══ Provided information ══

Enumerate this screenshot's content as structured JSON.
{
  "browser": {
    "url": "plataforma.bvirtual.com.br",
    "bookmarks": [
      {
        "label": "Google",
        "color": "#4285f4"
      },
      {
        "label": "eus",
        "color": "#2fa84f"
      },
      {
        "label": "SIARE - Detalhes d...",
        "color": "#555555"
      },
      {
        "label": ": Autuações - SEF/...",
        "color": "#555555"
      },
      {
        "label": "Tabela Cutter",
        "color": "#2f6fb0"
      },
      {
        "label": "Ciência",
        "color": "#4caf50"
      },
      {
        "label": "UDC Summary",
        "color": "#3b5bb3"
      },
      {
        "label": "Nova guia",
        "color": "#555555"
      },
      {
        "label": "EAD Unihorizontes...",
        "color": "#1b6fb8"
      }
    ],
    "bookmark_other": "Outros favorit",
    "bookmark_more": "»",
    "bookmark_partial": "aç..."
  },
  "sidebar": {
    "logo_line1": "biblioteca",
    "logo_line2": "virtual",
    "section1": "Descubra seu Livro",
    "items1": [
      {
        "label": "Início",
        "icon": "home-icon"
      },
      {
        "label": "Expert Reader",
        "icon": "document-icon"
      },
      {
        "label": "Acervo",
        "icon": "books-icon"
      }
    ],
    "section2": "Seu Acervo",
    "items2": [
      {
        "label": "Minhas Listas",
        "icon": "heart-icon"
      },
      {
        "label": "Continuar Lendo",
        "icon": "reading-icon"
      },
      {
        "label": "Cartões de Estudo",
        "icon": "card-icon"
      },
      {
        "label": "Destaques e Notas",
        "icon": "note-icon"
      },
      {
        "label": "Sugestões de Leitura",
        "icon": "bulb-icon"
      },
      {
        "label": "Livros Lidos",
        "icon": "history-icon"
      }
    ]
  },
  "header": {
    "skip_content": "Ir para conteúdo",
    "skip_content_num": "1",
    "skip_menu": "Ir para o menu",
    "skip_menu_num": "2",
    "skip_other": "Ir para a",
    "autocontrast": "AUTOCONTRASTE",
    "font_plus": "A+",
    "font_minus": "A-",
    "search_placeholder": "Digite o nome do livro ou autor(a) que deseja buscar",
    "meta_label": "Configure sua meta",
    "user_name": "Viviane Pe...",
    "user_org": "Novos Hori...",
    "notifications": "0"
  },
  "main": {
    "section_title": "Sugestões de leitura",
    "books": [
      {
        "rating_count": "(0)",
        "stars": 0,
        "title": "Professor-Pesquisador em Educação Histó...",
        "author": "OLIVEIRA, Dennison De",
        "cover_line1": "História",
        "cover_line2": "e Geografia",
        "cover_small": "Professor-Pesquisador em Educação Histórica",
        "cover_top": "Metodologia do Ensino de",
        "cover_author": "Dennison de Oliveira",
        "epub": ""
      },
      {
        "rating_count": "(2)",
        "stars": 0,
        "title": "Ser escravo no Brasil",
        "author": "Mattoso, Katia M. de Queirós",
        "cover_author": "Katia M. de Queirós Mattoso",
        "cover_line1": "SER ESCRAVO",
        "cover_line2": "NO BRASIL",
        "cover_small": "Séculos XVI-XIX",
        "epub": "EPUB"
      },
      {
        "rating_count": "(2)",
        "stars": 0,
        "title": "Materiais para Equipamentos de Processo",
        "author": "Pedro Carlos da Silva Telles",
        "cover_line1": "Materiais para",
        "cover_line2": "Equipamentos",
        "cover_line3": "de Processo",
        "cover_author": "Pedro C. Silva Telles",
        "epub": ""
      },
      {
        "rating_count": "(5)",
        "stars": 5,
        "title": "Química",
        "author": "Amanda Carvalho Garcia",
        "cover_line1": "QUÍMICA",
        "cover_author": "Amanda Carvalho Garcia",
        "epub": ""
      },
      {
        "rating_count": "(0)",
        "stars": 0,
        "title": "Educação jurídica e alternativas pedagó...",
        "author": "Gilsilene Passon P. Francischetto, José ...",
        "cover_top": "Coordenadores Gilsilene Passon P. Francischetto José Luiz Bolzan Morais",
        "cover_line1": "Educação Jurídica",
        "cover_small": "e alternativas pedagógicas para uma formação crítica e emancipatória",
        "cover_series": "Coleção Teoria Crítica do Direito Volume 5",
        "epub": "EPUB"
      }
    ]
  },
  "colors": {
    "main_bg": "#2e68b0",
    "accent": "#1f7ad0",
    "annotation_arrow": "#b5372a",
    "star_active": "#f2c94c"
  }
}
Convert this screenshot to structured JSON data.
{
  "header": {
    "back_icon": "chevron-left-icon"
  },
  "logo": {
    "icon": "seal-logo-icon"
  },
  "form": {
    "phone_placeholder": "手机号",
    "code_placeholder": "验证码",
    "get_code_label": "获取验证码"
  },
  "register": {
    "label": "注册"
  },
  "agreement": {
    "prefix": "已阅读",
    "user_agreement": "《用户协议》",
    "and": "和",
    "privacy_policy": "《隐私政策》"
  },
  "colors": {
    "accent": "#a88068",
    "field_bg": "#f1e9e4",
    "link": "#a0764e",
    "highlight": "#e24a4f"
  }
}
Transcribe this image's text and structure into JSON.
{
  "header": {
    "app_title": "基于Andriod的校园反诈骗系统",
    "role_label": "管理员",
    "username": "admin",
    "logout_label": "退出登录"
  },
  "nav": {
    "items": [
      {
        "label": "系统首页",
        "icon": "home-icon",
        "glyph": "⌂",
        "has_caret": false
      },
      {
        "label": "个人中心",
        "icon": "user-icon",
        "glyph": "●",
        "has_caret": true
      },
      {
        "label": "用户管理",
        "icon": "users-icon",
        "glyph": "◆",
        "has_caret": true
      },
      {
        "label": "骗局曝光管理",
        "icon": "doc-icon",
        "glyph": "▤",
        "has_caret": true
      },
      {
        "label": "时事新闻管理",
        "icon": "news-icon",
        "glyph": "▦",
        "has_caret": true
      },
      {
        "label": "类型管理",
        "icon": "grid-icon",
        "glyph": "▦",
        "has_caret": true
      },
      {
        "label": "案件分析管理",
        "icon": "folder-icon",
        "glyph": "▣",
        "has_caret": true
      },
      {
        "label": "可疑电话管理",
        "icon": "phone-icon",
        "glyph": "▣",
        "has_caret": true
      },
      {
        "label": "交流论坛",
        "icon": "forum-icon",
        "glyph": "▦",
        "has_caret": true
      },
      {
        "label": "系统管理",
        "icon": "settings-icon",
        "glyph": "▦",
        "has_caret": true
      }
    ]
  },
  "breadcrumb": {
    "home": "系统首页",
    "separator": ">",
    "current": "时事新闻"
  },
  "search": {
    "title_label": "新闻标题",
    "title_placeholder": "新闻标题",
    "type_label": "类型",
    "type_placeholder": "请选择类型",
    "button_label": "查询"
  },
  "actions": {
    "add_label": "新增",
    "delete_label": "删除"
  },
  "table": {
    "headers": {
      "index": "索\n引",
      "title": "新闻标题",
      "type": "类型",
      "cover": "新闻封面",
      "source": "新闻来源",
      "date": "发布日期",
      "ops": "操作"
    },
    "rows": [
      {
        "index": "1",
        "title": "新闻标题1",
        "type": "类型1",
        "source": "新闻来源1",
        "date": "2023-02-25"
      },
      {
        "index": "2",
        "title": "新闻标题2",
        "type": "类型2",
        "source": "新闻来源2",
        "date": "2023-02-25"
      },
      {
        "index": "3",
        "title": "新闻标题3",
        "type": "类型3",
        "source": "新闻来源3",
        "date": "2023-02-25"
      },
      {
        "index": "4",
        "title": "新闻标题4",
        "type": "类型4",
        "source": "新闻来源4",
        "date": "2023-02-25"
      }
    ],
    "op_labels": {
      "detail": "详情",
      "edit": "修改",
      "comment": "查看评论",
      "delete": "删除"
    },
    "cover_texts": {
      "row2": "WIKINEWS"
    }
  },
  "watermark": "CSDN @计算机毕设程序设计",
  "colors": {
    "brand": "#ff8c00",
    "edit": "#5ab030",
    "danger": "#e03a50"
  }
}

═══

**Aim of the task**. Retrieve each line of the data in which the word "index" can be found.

**Written solution**.
      "index": "索\n引",
        "index": "1",
        "index": "2",
        "index": "3",
        "index": "4",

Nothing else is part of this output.